**Problem**
Lines before the one containing "What data populates" are to be left out; reproduce that line and all the rest of the entries exactly.

**Supplied material**
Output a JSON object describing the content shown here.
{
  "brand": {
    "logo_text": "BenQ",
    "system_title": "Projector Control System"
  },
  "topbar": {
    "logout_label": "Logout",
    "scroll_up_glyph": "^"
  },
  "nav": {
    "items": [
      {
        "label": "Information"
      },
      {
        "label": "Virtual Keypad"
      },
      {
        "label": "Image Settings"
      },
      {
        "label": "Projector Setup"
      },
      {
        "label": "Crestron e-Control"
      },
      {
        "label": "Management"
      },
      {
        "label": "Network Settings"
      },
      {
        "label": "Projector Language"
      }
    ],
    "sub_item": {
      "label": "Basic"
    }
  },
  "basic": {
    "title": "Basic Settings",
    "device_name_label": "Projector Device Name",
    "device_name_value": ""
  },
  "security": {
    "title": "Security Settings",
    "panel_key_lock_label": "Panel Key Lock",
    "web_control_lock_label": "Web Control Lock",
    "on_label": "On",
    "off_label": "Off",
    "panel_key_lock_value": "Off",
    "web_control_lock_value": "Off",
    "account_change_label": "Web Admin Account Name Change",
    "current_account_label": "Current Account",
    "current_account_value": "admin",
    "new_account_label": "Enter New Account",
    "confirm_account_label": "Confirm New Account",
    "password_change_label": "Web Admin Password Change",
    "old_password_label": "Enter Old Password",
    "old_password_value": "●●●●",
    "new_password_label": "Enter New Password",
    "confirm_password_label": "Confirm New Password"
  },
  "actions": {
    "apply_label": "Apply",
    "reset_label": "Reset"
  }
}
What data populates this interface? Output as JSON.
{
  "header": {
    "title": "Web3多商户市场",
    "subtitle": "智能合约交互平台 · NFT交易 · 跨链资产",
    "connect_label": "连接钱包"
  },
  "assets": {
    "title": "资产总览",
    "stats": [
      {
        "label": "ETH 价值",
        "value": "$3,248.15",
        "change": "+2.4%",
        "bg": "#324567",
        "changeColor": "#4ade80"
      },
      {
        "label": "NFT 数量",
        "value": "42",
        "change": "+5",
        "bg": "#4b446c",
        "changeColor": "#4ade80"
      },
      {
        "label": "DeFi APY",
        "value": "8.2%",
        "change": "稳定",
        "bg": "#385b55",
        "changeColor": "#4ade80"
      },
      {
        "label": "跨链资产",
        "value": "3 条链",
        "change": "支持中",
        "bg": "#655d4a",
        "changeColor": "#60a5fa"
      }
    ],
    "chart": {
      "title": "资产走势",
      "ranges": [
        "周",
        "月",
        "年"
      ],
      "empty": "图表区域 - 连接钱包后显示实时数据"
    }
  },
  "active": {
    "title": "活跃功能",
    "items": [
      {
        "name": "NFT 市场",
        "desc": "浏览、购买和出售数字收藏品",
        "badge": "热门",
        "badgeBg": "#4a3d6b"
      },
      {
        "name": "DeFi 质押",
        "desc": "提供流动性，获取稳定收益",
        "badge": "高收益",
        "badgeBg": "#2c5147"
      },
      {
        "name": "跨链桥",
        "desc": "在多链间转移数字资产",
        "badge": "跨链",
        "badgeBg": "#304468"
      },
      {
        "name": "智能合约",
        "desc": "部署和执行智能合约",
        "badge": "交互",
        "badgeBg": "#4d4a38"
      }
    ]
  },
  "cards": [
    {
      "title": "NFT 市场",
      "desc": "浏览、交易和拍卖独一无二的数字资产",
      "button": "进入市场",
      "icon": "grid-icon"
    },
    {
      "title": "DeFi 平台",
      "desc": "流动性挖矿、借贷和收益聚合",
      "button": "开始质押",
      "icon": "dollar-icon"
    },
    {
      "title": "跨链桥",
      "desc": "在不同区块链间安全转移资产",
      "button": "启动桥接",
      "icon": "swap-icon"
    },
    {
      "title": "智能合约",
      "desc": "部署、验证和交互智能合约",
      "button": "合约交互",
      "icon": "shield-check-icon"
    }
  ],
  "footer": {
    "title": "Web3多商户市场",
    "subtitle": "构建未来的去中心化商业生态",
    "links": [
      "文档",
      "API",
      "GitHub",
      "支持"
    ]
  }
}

**Solved problem**
What data populates this interface? Output as JSON.
{
  "header": {
    "title": "Web3多商户市场",
    "subtitle": "智能合约交互平台 · NFT交易 · 跨链资产",
    "connect_label": "连接钱包"
  },
  "assets": {
    "title": "资产总览",
    "stats": [
      {
        "label": "ETH 价值",
        "value": "$3,248.15",
        "change": "+2.4%",
        "bg": "#324567",
        "changeColor": "#4ade80"
      },
      {
        "label": "NFT 数量",
        "value": "42",
        "change": "+5",
        "bg": "#4b446c",
        "changeColor": "#4ade80"
      },
      {
        "label": "DeFi APY",
        "value": "8.2%",
        "change": "稳定",
        "bg": "#385b55",
        "changeColor": "#4ade80"
      },
      {
        "label": "跨链资产",
        "value": "3 条链",
        "change": "支持中",
        "bg": "#655d4a",
        "changeColor": "#60a5fa"
      }
    ],
    "chart": {
      "title": "资产走势",
      "ranges": [
        "周",
        "月",
        "年"
      ],
      "empty": "图表区域 - 连接钱包后显示实时数据"
    }
  },
  "active": {
    "title": "活跃功能",
    "items": [
      {
        "name": "NFT 市场",
        "desc": "浏览、购买和出售数字收藏品",
        "badge": "热门",
        "badgeBg": "#4a3d6b"
      },
      {
        "name": "DeFi 质押",
        "desc": "提供流动性，获取稳定收益",
        "badge": "高收益",
        "badgeBg": "#2c5147"
      },
      {
        "name": "跨链桥",
        "desc": "在多链间转移数字资产",
        "badge": "跨链",
        "badgeBg": "#304468"
      },
      {
        "name": "智能合约",
        "desc": "部署和执行智能合约",
        "badge": "交互",
        "badgeBg": "#4d4a38"
      }
    ]
  },
  "cards": [
    {
      "title": "NFT 市场",
      "desc": "浏览、交易和拍卖独一无二的数字资产",
      "button": "进入市场",
      "icon": "grid-icon"
    },
    {
      "title": "DeFi 平台",
      "desc": "流动性挖矿、借贷和收益聚合",
      "button": "开始质押",
      "icon": "dollar-icon"
    },
    {
      "title": "跨链桥",
      "desc": "在不同区块链间安全转移资产",
      "button": "启动桥接",
      "icon": "swap-icon"
    },
    {
      "title": "智能合约",
      "desc": "部署、验证和交互智能合约",
      "button": "合约交互",
      "icon": "shield-check-icon"
    }
  ],
  "footer": {
    "title": "Web3多商户市场",
    "subtitle": "构建未来的去中心化商业生态",
    "links": [
      "文档",
      "API",
      "GitHub",
      "支持"
    ]
  }
}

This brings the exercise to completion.